And we’re not ready. Most voters don’t yet have a full understanding of the real capabilities of generative AI. There is no law requiring that political organizations’ AI-generated text, image, or video content be labeled as such. And the social media companies that distribute such content are reducing, not growing, the elections teams that would normally protect voters from fake or misleading media. The startups that build the AI tools have just begun establishing guidelines for the use of their tools for political content—and their ability and motivation to enforce those rules during election seasons are as yet untested. A federal government entity, such as the FEC, may be needed to establish and enforce guidelines.

Why you should care about Europe’s AI Act

President Biden was in San Francisco Tuesday talking to a number of AI and safety experts about how best to regulate AI without stifling the tech’s enormous potential. 

AI regulation in the U.S. is likely to be influenced by European law, and the European Union is now getting close to passing its “AI Act,” a broad slate of rules covering the development and application of AI models. Last week, the European Parliament approved the working draft of the bill. European Parliament’s president Roberta Metsola called the AI Act “legislation that will no doubt be setting the global standard for years to come.” 

The act contains language that will directly impact how companies like OpenAI, Google, and Stability.ai will do business in the EU. A study from the Stanford Institute for Human-Centered Artificial Intelligence shows that most of the major AI companies would have to make substantial changes in order to comply.

While the AI Act still faces political wrangling that could soften its language, it’s likely to require AI developers to be far more transparent than they are now about the inner workings of large models, as well as about the data used to train the models. It may include a ban on the common practice of scraping the web for copyrighted data for use in training. It will likely include a framework for regulating AI-powered recommendation engines, which it classes as “high risk.” And it may include a total ban on using “real-time biometrics” (face scanning, for example) in public places to support “predictive policing.”
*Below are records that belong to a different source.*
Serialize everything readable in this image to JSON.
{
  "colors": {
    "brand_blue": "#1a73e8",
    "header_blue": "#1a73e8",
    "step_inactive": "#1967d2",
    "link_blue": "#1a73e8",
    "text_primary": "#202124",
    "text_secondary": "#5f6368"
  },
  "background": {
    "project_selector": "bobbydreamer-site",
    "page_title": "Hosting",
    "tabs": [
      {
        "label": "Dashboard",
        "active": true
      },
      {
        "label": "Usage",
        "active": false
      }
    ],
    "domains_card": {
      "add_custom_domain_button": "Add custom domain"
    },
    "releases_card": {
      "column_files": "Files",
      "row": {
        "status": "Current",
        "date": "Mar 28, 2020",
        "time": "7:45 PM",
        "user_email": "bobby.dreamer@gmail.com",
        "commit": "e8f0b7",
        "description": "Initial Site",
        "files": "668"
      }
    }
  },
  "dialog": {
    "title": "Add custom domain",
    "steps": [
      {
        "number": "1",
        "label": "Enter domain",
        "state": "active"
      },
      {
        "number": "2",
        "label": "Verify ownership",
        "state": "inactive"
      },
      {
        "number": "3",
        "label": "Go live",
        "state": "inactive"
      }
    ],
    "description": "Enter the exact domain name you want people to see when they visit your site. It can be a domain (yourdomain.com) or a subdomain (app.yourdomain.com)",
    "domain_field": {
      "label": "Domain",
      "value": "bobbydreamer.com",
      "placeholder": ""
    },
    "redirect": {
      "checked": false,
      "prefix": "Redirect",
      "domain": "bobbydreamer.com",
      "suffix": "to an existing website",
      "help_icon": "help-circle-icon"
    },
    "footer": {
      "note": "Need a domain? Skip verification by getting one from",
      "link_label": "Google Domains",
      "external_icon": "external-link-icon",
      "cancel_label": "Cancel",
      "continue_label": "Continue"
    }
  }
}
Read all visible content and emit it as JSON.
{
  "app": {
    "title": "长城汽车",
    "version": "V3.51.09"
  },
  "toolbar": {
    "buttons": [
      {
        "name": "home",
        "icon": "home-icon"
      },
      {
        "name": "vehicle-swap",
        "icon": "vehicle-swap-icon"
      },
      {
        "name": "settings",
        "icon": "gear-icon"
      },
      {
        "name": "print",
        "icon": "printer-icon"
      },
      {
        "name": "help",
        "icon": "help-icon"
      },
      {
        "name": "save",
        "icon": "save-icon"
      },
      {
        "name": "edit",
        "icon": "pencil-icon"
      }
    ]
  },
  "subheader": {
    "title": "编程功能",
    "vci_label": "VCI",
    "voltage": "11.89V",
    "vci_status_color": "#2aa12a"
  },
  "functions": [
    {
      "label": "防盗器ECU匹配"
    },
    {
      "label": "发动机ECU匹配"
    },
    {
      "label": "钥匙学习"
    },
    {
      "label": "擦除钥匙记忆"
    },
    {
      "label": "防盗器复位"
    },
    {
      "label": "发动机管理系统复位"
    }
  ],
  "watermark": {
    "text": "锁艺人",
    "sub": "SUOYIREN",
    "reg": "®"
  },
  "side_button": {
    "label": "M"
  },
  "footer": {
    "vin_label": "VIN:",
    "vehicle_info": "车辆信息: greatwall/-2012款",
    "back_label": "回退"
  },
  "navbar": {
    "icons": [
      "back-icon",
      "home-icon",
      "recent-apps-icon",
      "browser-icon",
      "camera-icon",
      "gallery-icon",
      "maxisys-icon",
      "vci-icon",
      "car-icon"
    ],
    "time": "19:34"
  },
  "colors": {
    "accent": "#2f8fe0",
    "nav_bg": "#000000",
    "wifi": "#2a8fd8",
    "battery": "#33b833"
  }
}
The European lawmakers hope to have an agreed-upon set of draft regulations ready by year’s end. If all goes well, the EU could have a new AI law on the books by 2026. Passing an AI bill roughly within that timeframe would be a major win for the Biden Administration.

Snap’s much-maligned “My AI” friend has a secret purpose—selling ads

Snap’s “My AI” feature, which lets users customize their own AI friend, hasn’t earned great reviews since its launch in February, but giving users an AI companion may have been only part of the goal. Snap says more than 150 million users have sent more than 10 billion messages to their My AI friends. The knowledge the chatbot collects from those messages is used to further customize its output for the user, but Snap says it’s also testing ways of using that data to target ads based on the user’s specific traits and needs.

It’s possible that generative AI chatbots will not help companies sell more ads exactly, but will help them sell better ads—ones that are far more personalized and appealing to the user. Most of today’s high-profile AI startups are focused on selling models and tools to enterprises looking to reinvent their business practices. But consumer AI is coming soon, and personalized AI assistants will be a main focus. Snap is one of many companies trying to understand how to monetize them.


Fast Company